Gauguinyellowchrist Paul Gauguin, The Yellow Christ, 1889, oil on canvas, 36”x29”, The Albright-Knox Gallery, Buffalo.

In contrast to the 1864 Manet, God is certainly not dead in Gauguin’s The Yellow Christ, but mythology and ideology (as in all works of art) are still operating in this striking painting of Post-Impressionism.  Three kneeling women in traditional Breton costume are on one level having a vision of the crucified Christ as they engage in prayer and contemplation.  The brilliant color of the image- the vivid yellow of Christ’s body, the orange of the trees set off against the blues and whites of the female figures contributes to this sense of vision and the otherworldly.

On another level, Gauguin is looking to the countryside, in this case Pont-Aven, Brittany as a way to escape the modern city with all of its pleasures, but also problems.  Tourism is a decidedly late 19th century phenomenon when with the advent of the railroad one could leave the city for a fictitious, bucolic countryside supposedly unaffected by industrialization and the rise of consumer culture.  But this understanding is of course a myth of capitalism and the other. 

There is evidence to suggest that the Bretons revived the wearing of their traditional costume as a way to make Brittany a more popular tourist destination.  It added local color.  The Bretons were selling the picturesque and the quaint.  In this regard, both tourist/viewer and native participated knowingly and unknowingly in constructing the binaries of tourist/other, inside/outside, modern/rustic, city/country, masculine/feminine and so on.  In The Yellow Christ Gauguin is presenting the viewer as tourist what they want to see:  the simple religious devotion of the Breton peasant.  This sense of religious feeling is heightened by the painting’s form- the areas of bright color and the overall flatness of the image.  In the end, Pont-Aven was not far enough away from Paris, from modernity for Gauguin, so he travelled to Tahiti to find another Other, to find paradise, where he enthusiastically spread syphilis to the native population.

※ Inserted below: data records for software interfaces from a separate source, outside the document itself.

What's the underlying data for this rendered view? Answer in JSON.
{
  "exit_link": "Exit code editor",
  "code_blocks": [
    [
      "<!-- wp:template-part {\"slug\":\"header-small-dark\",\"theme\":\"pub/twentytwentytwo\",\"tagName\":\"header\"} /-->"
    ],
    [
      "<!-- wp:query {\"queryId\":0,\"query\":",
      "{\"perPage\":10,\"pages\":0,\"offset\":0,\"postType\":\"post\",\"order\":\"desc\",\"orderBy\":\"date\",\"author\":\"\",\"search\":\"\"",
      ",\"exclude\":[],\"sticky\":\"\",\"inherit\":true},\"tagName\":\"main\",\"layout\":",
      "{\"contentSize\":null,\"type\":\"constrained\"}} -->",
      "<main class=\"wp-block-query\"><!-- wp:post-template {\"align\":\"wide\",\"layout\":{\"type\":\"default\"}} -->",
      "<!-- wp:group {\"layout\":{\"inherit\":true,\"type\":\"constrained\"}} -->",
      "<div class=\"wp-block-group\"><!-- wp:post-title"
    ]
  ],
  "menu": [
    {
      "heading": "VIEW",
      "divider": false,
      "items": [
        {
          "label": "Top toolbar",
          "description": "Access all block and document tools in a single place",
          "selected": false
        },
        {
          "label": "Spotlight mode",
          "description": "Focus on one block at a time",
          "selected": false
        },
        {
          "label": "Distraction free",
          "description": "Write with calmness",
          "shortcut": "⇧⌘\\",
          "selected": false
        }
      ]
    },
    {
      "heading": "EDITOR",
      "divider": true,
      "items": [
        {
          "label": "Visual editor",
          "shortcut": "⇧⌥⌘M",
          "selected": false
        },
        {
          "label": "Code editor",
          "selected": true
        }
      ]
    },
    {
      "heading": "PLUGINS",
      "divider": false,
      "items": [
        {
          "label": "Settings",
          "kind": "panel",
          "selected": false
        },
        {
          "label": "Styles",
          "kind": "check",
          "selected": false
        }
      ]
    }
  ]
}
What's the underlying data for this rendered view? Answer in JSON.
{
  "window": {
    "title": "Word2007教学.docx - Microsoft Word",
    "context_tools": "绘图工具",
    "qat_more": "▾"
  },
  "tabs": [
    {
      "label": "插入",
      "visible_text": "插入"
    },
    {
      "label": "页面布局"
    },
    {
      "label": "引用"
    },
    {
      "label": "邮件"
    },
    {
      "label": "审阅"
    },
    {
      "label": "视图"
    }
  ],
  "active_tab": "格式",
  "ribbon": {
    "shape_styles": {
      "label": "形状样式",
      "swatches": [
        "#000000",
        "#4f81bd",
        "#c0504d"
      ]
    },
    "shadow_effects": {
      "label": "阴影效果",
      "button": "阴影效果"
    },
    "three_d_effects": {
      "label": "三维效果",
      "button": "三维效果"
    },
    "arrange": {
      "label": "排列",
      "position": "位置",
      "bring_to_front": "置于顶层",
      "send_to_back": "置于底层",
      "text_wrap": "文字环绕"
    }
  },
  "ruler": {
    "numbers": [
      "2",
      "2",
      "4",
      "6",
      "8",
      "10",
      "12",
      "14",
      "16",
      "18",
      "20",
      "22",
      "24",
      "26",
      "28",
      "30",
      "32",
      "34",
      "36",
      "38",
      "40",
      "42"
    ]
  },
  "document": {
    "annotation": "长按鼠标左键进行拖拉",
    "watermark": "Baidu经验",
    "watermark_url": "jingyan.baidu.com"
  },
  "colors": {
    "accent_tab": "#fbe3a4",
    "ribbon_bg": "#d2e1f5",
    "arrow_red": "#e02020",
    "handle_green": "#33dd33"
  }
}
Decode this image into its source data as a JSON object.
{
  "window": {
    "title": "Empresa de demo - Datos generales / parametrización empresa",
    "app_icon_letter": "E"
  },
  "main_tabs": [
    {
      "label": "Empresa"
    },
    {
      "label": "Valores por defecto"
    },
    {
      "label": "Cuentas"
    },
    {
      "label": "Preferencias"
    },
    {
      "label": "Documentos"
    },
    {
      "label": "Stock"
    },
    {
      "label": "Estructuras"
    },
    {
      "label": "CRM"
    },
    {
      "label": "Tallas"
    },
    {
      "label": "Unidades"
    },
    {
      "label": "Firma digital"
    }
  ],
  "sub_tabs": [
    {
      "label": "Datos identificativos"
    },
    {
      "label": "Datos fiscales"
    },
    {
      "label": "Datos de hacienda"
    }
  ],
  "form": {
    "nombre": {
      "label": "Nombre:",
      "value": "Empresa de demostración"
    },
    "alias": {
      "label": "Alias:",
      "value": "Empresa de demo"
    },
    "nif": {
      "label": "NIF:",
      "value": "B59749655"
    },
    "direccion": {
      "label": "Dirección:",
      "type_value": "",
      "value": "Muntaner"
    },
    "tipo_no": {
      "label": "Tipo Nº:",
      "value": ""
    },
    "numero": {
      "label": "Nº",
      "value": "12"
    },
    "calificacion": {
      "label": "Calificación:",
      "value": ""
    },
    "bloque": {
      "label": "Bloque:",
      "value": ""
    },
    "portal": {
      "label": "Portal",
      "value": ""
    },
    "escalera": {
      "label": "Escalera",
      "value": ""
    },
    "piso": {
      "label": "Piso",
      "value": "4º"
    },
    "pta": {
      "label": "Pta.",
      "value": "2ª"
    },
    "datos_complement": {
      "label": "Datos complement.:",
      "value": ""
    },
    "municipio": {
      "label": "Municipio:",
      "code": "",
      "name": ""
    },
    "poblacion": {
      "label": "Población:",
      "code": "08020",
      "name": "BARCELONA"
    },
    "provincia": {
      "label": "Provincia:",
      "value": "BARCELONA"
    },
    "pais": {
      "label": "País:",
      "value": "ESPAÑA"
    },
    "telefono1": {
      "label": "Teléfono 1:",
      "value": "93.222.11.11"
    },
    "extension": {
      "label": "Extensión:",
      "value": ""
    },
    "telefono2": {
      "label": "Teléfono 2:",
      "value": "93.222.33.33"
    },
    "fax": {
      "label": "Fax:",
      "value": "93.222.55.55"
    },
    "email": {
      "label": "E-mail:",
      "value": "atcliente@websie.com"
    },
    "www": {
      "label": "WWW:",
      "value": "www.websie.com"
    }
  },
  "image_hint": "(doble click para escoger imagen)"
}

My devotion to religious painting continues to this day whether it is the visceral calm and emotional piety of the Velasquez, the paradigm shattering of the Manet or the myth building of the Gauguin.  Each of these works of art to varying degrees are inscribed with the power of the faithful.  They are embedded with devotion.  As with all things that arouse my desire, when I stand or have stood before these paintings I experience a moment of bliss.

The Psychedelic Furs Imitation of Christ